> _Description of the task_: The answer is every line in the data below that contains the word "date".

──────── Records for the task ────────

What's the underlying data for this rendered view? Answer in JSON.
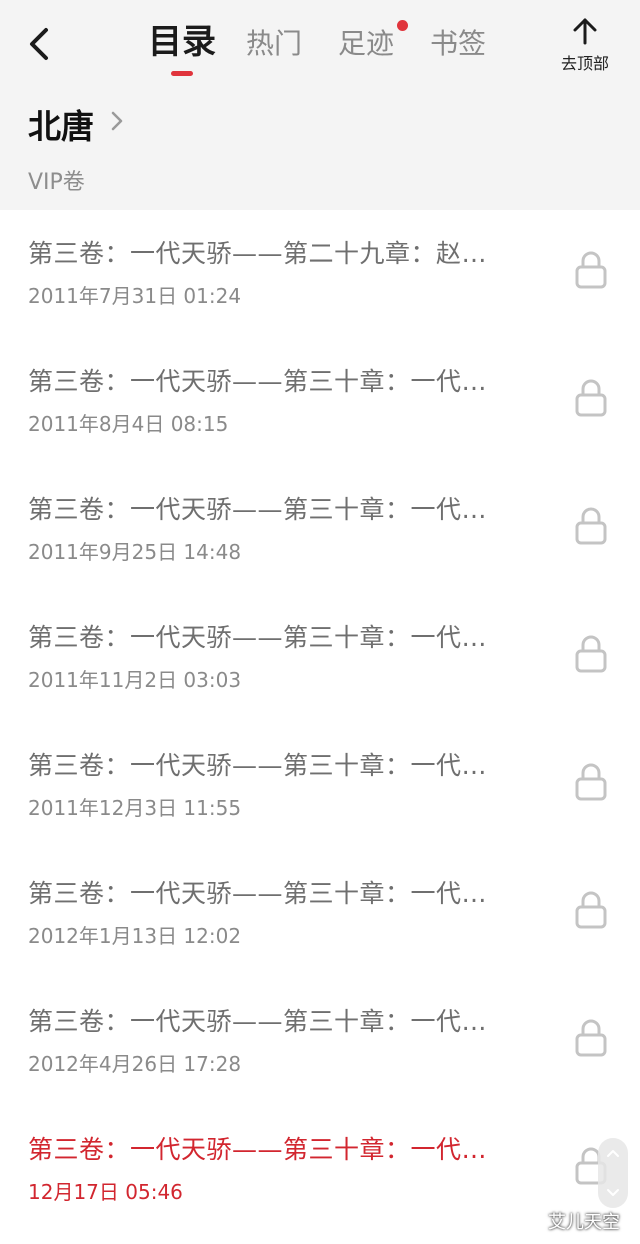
{
  "header": {
    "tabs": [
      {
        "label": "目录",
        "active": true
      },
      {
        "label": "热门",
        "active": false
      },
      {
        "label": "足迹",
        "active": false,
        "badge_dot": true
      },
      {
        "label": "书签",
        "active": false
      }
    ],
    "to_top_label": "去顶部",
    "accent_color": "#e0343c"
  },
  "book": {
    "title": "北唐",
    "volume": "VIP卷"
  },
  "chapters": [
    {
      "title": "第三卷：一代天骄——第二十九章：赵…",
      "date": "2011年7月31日 01:24",
      "locked": true,
      "current": false
    },
    {
      "title": "第三卷：一代天骄——第三十章：一代…",
      "date": "2011年8月4日 08:15",
      "locked": true,
      "current": false
    },
    {
      "title": "第三卷：一代天骄——第三十章：一代…",
      "date": "2011年9月25日 14:48",
      "locked": true,
      "current": false
    },
    {
      "title": "第三卷：一代天骄——第三十章：一代…",
      "date": "2011年11月2日 03:03",
      "locked": true,
      "current": false
    },
    {
      "title": "第三卷：一代天骄——第三十章：一代…",
      "date": "2011年12月3日 11:55",
      "locked": true,
      "current": false
    },
    {
      "title": "第三卷：一代天骄——第三十章：一代…",
      "date": "2012年1月13日 12:02",
      "locked": true,
      "current": false
    },
    {
      "title": "第三卷：一代天骄——第三十章：一代…",
      "date": "2012年4月26日 17:28",
      "locked": true,
      "current": false
    },
    {
      "title": "第三卷：一代天骄——第三十章：一代…",
      "date": "12月17日 05:46",
      "locked": true,
      "current": true
    }
  ],
  "watermark": "艾儿天空"
}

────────

> _Problem solution_:
      "date": "2011年7月31日 01:24",
      "date": "2011年8月4日 08:15",
      "date": "2011年9月25日 14:48",
      "date": "2011年11月2日 03:03",
      "date": "2011年12月3日 11:55",
      "date": "2012年1月13日 12:02",
      "date": "2012年4月26日 17:28",
      "date": "12月17日 05:46",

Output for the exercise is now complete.